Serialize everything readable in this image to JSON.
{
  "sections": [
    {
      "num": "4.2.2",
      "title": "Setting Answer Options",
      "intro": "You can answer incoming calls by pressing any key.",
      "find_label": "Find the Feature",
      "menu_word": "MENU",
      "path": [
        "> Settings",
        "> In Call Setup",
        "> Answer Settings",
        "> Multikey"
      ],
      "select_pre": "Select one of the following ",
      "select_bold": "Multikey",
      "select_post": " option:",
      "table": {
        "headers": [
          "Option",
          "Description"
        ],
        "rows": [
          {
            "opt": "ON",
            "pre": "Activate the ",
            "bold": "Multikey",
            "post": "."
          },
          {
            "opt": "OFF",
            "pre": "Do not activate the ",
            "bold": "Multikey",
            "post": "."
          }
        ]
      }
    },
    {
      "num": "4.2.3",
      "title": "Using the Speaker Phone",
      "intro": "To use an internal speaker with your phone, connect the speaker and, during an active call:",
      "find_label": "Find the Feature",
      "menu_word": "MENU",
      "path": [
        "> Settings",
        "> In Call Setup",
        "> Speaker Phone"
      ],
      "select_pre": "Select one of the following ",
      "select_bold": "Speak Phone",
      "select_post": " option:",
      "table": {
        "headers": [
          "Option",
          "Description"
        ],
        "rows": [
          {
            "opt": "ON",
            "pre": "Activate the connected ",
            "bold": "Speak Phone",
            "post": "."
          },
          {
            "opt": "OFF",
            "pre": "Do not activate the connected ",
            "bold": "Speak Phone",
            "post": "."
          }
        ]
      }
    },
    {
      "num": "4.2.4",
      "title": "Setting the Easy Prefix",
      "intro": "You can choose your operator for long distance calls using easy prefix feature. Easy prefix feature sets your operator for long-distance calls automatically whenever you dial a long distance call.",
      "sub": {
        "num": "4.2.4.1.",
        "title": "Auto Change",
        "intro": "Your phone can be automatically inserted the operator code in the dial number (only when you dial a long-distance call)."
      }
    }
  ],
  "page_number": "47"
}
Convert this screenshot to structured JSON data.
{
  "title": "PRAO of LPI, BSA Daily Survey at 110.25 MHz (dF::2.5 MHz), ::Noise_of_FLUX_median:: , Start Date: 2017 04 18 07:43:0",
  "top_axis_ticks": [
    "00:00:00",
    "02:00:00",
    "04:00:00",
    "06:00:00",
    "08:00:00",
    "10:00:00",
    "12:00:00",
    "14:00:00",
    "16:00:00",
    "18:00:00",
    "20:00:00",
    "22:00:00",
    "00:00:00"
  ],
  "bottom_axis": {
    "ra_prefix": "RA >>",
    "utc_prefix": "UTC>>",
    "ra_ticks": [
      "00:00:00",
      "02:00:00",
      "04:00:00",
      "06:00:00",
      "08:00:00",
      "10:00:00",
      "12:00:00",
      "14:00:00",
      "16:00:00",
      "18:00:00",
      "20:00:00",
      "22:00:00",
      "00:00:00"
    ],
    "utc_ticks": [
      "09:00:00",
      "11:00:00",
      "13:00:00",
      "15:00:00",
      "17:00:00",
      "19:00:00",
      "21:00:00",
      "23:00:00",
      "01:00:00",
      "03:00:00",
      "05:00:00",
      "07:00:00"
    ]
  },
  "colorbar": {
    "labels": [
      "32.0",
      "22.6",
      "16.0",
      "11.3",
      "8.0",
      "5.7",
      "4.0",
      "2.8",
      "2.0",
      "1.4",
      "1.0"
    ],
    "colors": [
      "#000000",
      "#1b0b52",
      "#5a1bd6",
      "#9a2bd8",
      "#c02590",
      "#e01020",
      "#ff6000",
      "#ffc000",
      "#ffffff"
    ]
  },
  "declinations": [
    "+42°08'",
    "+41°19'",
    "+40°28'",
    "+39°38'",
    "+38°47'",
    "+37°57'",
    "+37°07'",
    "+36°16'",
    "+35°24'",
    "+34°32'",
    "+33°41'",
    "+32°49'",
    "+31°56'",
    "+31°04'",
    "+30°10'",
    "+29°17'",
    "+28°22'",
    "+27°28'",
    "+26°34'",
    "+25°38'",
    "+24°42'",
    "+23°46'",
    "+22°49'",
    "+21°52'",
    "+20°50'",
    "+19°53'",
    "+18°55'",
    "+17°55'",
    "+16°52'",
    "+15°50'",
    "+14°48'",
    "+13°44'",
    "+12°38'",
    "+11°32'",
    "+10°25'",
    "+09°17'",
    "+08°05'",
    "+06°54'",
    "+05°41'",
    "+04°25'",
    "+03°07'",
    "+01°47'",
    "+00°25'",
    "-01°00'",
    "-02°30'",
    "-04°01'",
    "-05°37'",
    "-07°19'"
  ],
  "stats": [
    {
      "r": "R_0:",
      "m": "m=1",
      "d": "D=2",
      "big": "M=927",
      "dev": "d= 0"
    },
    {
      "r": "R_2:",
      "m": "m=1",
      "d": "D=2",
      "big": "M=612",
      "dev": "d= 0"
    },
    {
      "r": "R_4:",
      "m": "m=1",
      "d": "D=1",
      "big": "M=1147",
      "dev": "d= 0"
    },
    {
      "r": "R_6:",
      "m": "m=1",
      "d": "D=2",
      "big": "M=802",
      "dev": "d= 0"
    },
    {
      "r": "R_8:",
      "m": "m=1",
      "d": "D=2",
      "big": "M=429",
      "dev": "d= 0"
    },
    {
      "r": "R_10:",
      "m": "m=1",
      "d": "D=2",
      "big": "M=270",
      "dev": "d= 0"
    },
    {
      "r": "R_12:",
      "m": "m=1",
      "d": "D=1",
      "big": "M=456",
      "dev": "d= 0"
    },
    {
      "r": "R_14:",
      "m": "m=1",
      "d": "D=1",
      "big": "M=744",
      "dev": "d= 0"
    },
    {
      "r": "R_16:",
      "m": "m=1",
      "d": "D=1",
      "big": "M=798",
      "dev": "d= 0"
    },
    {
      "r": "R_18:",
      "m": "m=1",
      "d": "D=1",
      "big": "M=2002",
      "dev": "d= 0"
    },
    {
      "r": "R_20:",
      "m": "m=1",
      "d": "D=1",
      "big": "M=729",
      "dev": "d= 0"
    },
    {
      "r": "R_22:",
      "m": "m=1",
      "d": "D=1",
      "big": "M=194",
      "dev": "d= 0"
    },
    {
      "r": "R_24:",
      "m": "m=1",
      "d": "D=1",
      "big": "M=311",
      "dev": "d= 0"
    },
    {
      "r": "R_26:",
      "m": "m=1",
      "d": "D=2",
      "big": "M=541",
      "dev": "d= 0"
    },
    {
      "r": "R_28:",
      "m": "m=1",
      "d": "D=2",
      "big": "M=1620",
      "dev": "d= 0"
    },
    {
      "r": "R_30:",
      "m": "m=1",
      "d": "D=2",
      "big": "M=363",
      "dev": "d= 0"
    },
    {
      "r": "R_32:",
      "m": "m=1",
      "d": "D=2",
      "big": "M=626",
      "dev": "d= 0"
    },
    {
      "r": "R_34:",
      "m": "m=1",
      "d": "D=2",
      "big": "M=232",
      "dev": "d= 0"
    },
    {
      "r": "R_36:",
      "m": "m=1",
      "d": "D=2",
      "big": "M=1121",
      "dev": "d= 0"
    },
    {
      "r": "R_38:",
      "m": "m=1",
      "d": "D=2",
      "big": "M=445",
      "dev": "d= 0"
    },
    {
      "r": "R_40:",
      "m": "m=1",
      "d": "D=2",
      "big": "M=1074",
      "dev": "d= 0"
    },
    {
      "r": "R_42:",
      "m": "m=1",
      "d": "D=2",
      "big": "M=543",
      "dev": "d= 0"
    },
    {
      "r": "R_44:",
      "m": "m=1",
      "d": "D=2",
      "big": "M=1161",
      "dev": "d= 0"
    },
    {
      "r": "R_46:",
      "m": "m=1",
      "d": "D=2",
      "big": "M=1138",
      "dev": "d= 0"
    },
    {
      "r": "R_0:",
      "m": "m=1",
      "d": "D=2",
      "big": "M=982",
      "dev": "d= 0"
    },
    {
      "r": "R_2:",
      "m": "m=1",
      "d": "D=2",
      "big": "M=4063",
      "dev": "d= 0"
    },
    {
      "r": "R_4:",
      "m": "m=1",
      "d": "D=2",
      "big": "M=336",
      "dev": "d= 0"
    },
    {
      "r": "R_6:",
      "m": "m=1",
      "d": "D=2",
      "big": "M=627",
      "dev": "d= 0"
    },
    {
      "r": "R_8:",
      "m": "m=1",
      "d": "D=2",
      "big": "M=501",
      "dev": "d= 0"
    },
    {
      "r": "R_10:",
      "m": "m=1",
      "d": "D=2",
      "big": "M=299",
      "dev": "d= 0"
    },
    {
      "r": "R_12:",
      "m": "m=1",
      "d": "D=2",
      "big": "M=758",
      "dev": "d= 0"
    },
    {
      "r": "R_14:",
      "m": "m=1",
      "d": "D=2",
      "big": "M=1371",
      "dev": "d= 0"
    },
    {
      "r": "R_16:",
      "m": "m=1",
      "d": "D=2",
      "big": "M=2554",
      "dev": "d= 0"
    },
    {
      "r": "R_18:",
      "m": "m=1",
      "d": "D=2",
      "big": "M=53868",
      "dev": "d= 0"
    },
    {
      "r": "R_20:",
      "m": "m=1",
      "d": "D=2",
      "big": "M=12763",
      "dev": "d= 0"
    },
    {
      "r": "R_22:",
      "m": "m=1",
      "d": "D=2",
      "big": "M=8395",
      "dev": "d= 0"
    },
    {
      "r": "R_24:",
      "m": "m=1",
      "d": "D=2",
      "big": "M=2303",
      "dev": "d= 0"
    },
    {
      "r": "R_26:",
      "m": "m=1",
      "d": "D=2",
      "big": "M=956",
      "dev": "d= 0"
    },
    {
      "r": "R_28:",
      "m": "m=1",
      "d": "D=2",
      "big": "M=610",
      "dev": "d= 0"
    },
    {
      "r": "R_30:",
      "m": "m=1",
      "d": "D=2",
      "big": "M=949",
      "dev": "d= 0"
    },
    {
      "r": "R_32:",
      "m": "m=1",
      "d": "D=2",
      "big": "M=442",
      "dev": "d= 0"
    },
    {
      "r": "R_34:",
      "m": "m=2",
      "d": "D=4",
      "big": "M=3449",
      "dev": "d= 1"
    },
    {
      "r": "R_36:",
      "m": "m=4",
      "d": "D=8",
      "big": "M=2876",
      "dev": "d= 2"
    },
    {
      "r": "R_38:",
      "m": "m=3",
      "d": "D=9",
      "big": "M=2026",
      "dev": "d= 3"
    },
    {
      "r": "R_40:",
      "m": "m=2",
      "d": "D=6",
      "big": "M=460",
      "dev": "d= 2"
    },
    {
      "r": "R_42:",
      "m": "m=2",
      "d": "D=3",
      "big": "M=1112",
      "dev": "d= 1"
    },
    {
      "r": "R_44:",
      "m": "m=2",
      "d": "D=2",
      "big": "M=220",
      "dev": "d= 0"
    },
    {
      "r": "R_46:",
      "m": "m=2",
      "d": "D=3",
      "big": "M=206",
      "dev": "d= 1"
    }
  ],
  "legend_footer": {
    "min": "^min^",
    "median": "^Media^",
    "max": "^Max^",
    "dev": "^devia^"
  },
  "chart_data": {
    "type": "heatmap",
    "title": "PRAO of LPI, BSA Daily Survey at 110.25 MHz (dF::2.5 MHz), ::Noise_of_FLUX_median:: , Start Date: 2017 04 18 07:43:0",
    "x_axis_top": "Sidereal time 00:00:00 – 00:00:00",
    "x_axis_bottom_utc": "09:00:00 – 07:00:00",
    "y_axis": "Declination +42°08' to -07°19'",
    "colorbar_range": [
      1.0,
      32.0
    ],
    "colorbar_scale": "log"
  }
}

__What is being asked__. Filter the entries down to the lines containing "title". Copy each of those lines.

__The completed task__.
      "title": "Setting Answer Options",
      "title": "Using the Speaker Phone",
      "title": "Setting the Easy Prefix",
        "title": "Auto Change",
  "title": "PRAO of LPI, BSA Daily Survey at 110.25 MHz (dF::2.5 MHz), ::Noise_of_FLUX_median:: , Start Date: 2017 04 18 07:43:0",
    "title": "PRAO of LPI, BSA Daily Survey at 110.25 MHz (dF::2.5 MHz), ::Noise_of_FLUX_median:: , Start Date: 2017 04 18 07:43:0",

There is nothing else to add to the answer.